▼

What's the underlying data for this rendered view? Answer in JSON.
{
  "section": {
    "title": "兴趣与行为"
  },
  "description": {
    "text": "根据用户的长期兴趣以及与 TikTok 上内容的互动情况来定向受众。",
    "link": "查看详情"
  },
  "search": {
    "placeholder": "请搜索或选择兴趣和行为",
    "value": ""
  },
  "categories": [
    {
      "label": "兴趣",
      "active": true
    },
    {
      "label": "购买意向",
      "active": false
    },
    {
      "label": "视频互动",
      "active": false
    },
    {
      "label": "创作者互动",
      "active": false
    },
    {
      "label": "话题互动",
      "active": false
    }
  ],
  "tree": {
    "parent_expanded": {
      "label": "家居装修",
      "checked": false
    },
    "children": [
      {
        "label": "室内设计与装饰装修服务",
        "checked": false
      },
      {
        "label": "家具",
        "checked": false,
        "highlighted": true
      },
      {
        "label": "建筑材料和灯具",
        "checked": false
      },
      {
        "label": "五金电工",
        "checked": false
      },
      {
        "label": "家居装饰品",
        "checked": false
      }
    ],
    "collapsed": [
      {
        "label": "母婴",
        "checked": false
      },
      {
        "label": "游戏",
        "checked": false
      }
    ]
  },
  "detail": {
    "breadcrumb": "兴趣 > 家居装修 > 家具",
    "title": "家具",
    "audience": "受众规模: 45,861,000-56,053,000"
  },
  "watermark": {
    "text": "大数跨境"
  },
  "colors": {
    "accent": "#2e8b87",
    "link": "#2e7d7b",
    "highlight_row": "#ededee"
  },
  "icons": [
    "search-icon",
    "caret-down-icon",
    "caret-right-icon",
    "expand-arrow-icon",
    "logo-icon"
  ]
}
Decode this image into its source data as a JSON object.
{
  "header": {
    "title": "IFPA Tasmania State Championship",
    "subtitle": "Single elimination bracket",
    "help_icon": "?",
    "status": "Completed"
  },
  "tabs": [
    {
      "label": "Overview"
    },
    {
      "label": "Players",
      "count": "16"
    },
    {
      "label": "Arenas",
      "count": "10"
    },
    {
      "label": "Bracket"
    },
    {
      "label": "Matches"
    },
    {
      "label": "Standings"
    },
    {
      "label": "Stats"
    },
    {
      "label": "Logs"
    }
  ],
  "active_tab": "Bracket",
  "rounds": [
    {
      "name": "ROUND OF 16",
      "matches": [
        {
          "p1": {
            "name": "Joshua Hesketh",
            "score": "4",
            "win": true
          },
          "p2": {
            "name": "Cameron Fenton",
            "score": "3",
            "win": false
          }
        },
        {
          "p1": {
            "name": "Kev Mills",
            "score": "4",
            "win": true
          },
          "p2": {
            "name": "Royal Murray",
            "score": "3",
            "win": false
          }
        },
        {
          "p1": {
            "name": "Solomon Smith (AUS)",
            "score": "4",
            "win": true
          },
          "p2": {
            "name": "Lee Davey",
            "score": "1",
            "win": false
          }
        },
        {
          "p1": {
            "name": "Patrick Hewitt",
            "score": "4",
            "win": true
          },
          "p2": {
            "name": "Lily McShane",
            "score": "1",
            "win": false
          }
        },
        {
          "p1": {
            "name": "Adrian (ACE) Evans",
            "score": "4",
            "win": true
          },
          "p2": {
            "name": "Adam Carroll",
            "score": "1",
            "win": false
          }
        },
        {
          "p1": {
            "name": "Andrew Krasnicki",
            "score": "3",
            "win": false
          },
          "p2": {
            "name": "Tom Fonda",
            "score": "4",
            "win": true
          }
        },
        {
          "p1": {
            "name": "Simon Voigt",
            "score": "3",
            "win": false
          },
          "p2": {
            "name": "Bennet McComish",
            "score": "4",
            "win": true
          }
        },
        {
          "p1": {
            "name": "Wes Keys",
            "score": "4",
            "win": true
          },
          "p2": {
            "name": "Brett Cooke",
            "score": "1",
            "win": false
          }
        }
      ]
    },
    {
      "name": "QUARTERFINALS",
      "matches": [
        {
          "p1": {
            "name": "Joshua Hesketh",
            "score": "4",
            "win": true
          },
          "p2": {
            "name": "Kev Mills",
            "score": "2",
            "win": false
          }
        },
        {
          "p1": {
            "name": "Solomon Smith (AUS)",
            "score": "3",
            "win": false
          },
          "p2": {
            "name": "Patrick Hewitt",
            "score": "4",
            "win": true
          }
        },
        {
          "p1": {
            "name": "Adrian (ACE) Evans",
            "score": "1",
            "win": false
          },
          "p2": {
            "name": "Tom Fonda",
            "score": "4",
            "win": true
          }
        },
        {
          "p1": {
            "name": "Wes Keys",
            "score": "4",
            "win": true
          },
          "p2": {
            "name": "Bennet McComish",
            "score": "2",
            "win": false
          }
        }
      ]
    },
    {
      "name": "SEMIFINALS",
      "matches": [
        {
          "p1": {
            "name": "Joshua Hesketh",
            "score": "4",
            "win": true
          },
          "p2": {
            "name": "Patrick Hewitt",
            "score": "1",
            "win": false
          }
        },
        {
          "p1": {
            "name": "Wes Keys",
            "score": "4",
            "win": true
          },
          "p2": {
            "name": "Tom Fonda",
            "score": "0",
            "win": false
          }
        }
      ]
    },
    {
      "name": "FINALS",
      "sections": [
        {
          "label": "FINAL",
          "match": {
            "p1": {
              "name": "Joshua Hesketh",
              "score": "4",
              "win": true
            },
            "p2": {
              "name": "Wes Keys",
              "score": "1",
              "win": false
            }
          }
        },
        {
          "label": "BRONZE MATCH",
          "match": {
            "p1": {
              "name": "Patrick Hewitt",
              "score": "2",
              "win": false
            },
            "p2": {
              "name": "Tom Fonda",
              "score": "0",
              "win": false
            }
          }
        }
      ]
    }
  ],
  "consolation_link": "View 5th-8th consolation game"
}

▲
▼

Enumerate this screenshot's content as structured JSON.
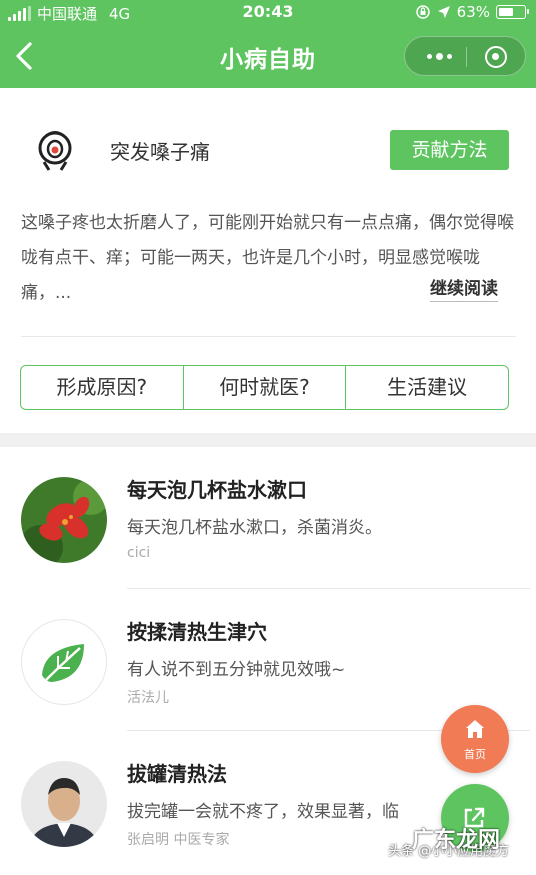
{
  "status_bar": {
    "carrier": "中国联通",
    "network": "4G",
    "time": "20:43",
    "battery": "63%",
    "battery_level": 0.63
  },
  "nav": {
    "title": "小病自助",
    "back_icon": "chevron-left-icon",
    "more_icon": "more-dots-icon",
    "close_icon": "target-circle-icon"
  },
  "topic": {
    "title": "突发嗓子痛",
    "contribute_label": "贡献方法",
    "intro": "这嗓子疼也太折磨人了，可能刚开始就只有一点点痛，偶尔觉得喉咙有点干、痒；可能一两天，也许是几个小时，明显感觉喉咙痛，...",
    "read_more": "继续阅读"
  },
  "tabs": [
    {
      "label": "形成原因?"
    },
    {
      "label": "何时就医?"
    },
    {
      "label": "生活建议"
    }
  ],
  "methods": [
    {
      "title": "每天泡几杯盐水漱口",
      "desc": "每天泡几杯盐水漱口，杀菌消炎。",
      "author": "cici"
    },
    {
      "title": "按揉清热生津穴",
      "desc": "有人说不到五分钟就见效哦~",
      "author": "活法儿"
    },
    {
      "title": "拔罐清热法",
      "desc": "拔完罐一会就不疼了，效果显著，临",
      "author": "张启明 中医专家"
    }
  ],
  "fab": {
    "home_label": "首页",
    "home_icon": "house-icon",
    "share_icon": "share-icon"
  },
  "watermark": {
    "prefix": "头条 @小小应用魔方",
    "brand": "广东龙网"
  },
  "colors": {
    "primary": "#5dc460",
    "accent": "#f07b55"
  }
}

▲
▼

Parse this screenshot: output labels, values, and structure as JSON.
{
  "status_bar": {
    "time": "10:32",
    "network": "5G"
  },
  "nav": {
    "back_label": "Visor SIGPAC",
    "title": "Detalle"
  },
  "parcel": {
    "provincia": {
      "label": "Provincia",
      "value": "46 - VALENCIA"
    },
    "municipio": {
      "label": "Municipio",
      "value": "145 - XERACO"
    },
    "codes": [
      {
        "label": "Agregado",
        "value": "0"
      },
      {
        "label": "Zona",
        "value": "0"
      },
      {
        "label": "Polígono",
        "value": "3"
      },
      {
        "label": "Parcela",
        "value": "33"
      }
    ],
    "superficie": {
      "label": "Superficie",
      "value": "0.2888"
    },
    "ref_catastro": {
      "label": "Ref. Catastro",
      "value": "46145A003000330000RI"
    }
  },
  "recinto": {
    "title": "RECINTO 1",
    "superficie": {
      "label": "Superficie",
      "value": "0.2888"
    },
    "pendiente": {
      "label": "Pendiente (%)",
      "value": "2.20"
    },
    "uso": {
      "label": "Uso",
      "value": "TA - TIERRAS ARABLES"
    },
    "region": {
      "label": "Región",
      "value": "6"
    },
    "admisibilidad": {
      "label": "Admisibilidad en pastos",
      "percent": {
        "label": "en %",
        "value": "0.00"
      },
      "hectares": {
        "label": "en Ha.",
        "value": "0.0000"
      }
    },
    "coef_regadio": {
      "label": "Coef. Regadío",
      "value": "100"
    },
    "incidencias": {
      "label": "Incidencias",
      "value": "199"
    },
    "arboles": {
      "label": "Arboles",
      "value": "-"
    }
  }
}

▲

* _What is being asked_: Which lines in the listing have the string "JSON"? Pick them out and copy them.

* _Solution to the exercise_:
What's the underlying data for this rendered view? Answer in JSON.
Decode this image into its source data as a JSON object.
Enumerate this screenshot's content as structured JSON.
Parse this screenshot: output labels, values, and structure as JSON.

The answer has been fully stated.